What to work on -> The response should hold each line from the entries below where "checks" is found.

******************************

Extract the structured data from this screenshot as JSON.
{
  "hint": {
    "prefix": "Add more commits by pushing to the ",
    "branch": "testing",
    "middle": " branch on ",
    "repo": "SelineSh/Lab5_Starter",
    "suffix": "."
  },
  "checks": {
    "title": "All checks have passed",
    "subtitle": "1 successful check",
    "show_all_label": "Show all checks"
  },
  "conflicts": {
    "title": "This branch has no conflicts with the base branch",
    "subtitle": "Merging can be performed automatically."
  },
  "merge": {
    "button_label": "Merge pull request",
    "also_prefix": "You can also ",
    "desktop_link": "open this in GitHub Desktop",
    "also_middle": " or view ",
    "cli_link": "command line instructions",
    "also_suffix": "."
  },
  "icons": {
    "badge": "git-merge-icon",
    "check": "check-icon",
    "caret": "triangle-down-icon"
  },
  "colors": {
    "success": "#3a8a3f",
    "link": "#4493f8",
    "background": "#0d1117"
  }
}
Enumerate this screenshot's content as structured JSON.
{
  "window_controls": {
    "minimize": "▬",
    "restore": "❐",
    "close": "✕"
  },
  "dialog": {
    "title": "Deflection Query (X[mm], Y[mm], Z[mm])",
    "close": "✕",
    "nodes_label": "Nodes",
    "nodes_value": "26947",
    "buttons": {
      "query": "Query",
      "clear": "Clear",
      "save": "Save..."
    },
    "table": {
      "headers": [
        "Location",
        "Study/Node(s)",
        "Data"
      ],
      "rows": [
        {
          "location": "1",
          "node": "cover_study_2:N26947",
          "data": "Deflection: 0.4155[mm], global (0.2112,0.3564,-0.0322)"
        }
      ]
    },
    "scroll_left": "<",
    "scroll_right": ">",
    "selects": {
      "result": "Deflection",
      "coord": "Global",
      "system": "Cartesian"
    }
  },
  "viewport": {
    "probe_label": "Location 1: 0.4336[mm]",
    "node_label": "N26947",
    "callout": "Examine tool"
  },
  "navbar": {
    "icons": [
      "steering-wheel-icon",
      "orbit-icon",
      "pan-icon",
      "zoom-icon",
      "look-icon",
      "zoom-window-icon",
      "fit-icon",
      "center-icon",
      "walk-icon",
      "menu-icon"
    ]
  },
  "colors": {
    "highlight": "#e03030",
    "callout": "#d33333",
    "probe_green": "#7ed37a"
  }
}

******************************

Expected answer ->
  "checks": {
    "title": "All checks have passed",
    "show_all_label": "Show all checks"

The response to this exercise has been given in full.